Eating This Fruit Can Help You Poop And Lower Cholesterol At The Same Time

If you've ever consulted the internet or asked a gastroenterologist for advice about quick and easy ways to deal with constipation, chances are that you would have come across a handful of answers that have to do with your diet. Among the list of foods that help relieve constipation are wheat bran, broccoli, sweet potatoes, legumes, and even good old water.

Prunes (or dried plums) are a particularly popular option when there's a dire need for you to keep things moving along, so to speak. According to a 2011 study published in Alimentary Pharmacology and Therapeutics, incorporating this type of fruit into your diet is one of the first things you should consider when you're dealing with mild to severe constipation.

But helping you overcome your bowel-related obstacles isn't the only health benefit that prunes boast. More than being just a constipation remedy, having prunes for a snack could be a life-saving preventive measure as well.

How prunes help improve bowel movement

As WebMD experts explain, prunes are abundant in both insoluble fiber and sorbitol, which are excellent for remedying constipation: The former adds bulk to your stools and makes the process of passing them through your intestines much easier, while the latter is a natural laxative. Plus, the benefits of dried plums on bowel movement can be experienced even by people who don't like eating prunes, as prune juice has been shown to be similarly effective.

A 2018 study published in Clinical Nutrition provides supporting evidence for the notion that prunes help facilitate good bowel movement. Researchers looked into how dried plums can affect a person's gastrointestinal function, focusing on how consuming prunes can change how often a person passes stool, the weight of their stools, and whether they could tolerate the fruits well.
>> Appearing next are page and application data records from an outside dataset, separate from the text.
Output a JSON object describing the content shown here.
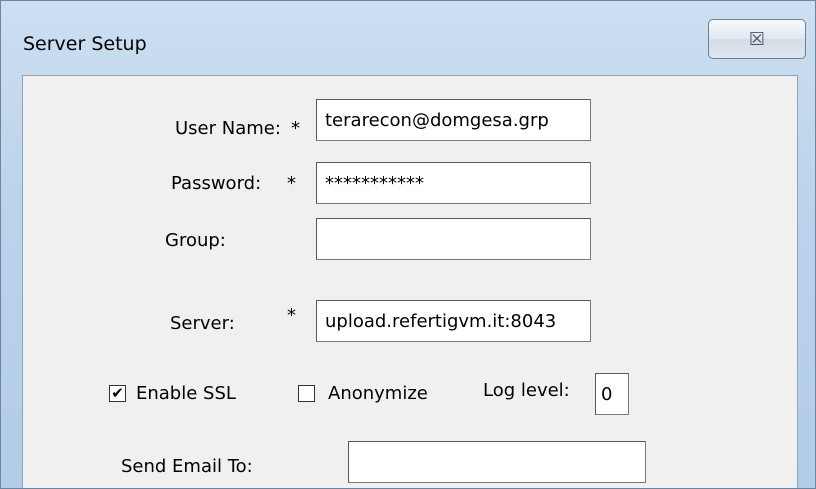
{
  "window": {
    "title": "Server Setup",
    "close_glyph": "☒"
  },
  "form": {
    "username": {
      "label": "User Name:",
      "required": "*",
      "value": "terarecon@domgesa.grp"
    },
    "password": {
      "label": "Password:",
      "required": "*",
      "value": "***********"
    },
    "group": {
      "label": "Group:",
      "value": ""
    },
    "server": {
      "label": "Server:",
      "required": "*",
      "value": "upload.refertigvm.it:8043"
    },
    "enable_ssl": {
      "label": "Enable SSL",
      "checked": true,
      "mark": "✔"
    },
    "anonymize": {
      "label": "Anonymize",
      "checked": false,
      "mark": ""
    },
    "log_level": {
      "label": "Log level:",
      "value": "0"
    },
    "send_email": {
      "label": "Send Email To:",
      "value": ""
    }
  }
}
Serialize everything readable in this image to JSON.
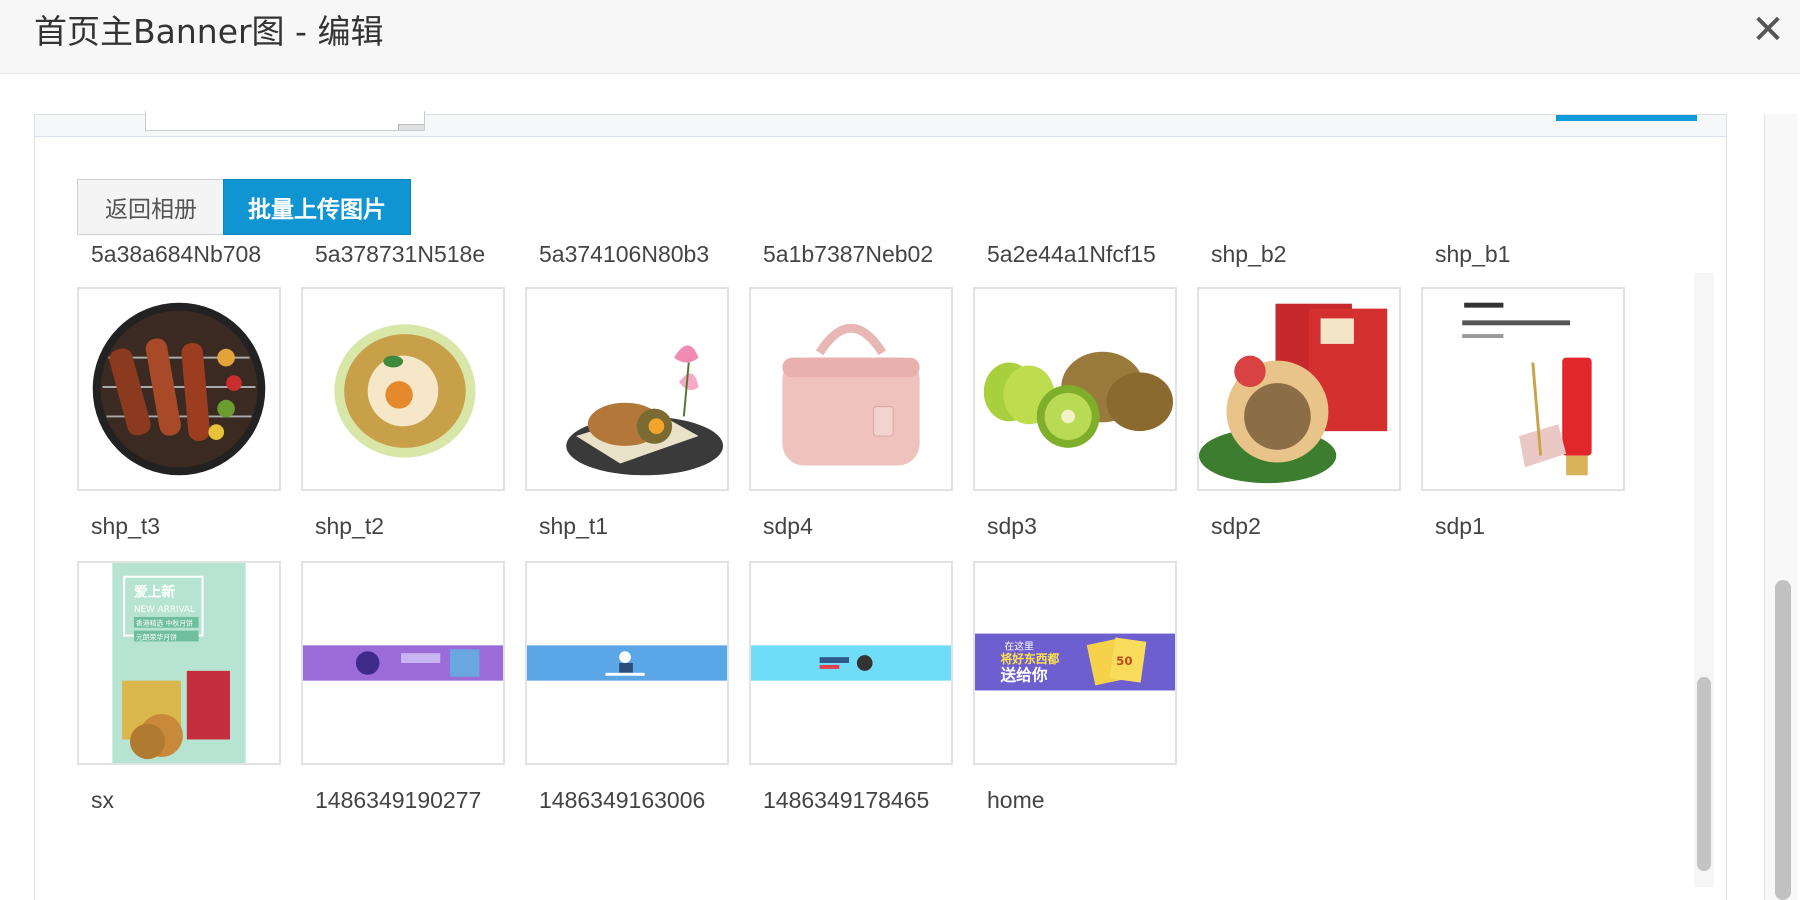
{
  "dialog": {
    "title": "首页主Banner图 - 编辑",
    "close_glyph": "✕"
  },
  "toolbar": {
    "back_label": "返回相册",
    "upload_label": "批量上传图片"
  },
  "colors": {
    "primary": "#1195d2",
    "header_bg": "#f7f7f7"
  },
  "top_row_labels": [
    "5a38a684Nb708",
    "5a378731N518e",
    "5a374106N80b3",
    "5a1b7387Neb02",
    "5a2e44a1Nfcf15",
    "shp_b2",
    "shp_b1"
  ],
  "images": [
    {
      "label": "shp_t3",
      "icon": "bbq-grill-image"
    },
    {
      "label": "shp_t2",
      "icon": "dessert-bowl-image"
    },
    {
      "label": "shp_t1",
      "icon": "mooncake-lotus-image"
    },
    {
      "label": "sdp4",
      "icon": "pink-handbag-image"
    },
    {
      "label": "sdp3",
      "icon": "kiwi-fruit-image"
    },
    {
      "label": "sdp2",
      "icon": "pastry-giftbox-image"
    },
    {
      "label": "sdp1",
      "icon": "cosmetics-ad-image"
    },
    {
      "label": "sx",
      "icon": "new-arrival-poster-image",
      "poster_text": [
        "爱上新",
        "NEW ARRIVAL",
        "香港精选 中秋月饼",
        "元朗荣华月饼"
      ]
    },
    {
      "label": "1486349190277",
      "icon": "purple-banner-image"
    },
    {
      "label": "1486349163006",
      "icon": "blue-banner-image"
    },
    {
      "label": "1486349178465",
      "icon": "cyan-banner-image"
    },
    {
      "label": "home",
      "icon": "coupon-banner-image",
      "banner_text": [
        "在这里",
        "将好东西都",
        "送给你",
        "50"
      ]
    }
  ]
}
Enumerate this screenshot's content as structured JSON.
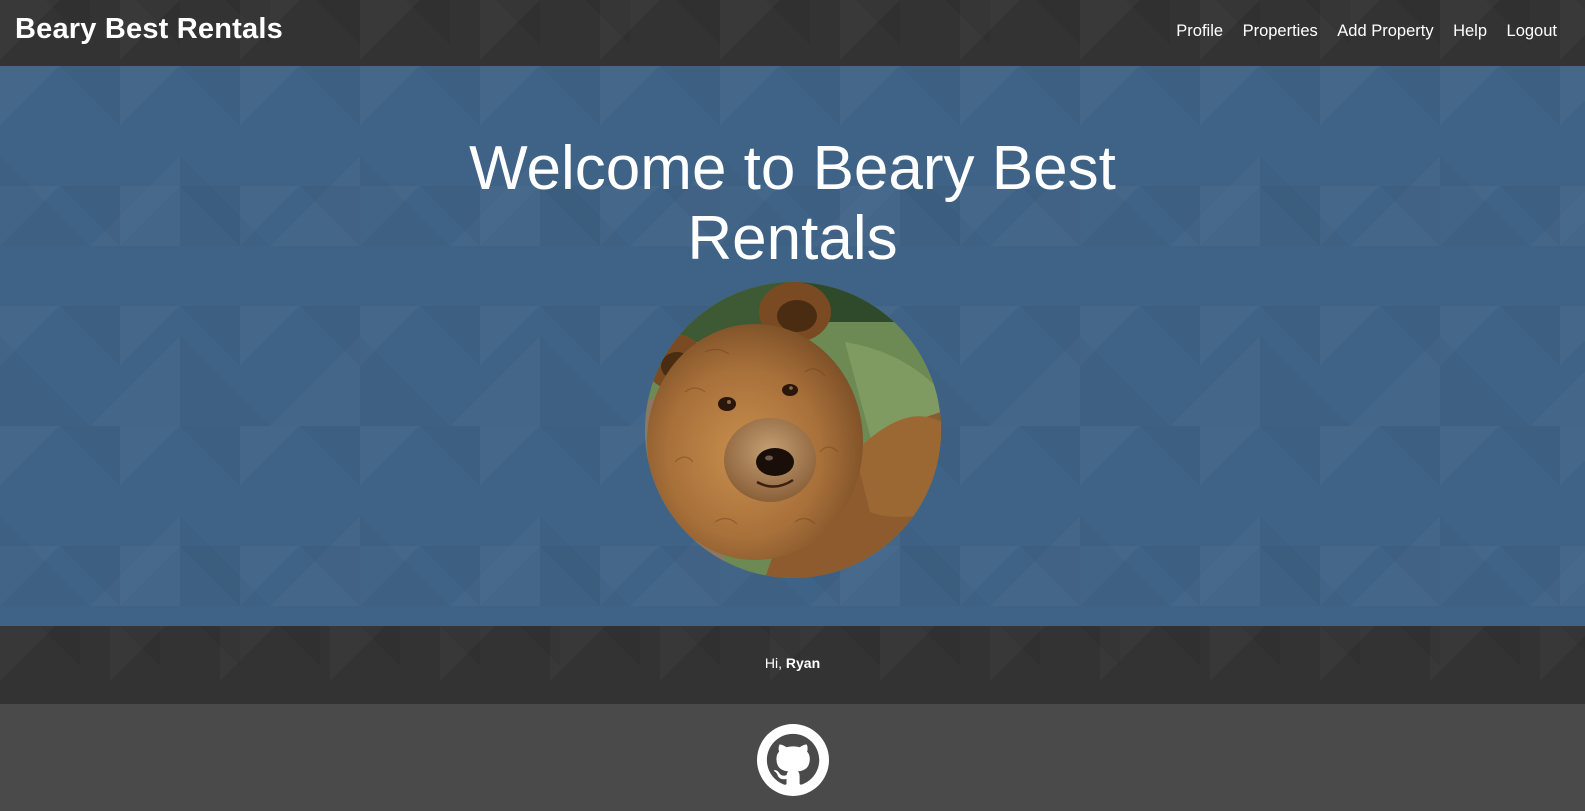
{
  "navbar": {
    "brand": "Beary Best Rentals",
    "links": [
      "Profile",
      "Properties",
      "Add Property",
      "Help",
      "Logout"
    ]
  },
  "hero": {
    "title_line1": "Welcome to Beary Best",
    "title_line2": "Rentals",
    "image": "bear-photo"
  },
  "greeting": {
    "prefix": "Hi,",
    "username": "Ryan"
  },
  "footer": {
    "icon": "github-icon"
  },
  "colors": {
    "navbar_bg": "#333333",
    "hero_bg": "#3f6387",
    "footer_bg": "#4a4a4a",
    "text": "#ffffff"
  }
}
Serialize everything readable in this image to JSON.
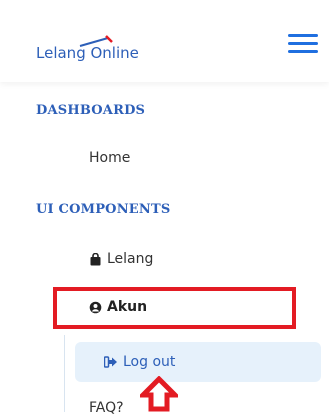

The results showed that prunes had a considerable effect on both stool frequency and stool weight, particularly for people who lack fiber in their diet and have "infrequent" bowel movements. 

As explained by New York State Dietetic Association spokesperson Anita Mirchandani, MS, RD, CDN, "Similar to other fiber-rich foods, [prunes] have the ability to stimulate the gastrocolic reflex and promote downward movement of food" (via GoodRX Health).

The relationship between dried plums and lower cholesterol levels

Interestingly, studies have shown that dried plums can have a positive effect on both your cholesterol levels and your risk for certain serious diseases. 

For starters, based on a couple of studies presented in 2023 at the American Society of Nutrition's annual meeting, eating prunes has been demonstrated to improve both the HDL levels and cholesterol-to-HDL ratios of men who are 56 years of age and older (via EurekAlert!). 

Meanwhile, the results of a 2021 study published in the Journal of Medicinal Food suggest that postmenopausal women who consume between 50 and 100 grams of prunes per day may experience a decrease in their total cholesterol levels, oxidative stress, and inflammatory markers, thereby lowering their chances of cardiovascular diseases. This is supported by the findings of a 2013 review in Critical Reviews in Food Science and Nutrition, which highlight that eating prunes can help a person feel fuller, causing them to eat less. This, in turn, can lower their cardiovascular disease risk, as well as make them less likely to become obese or diabetic.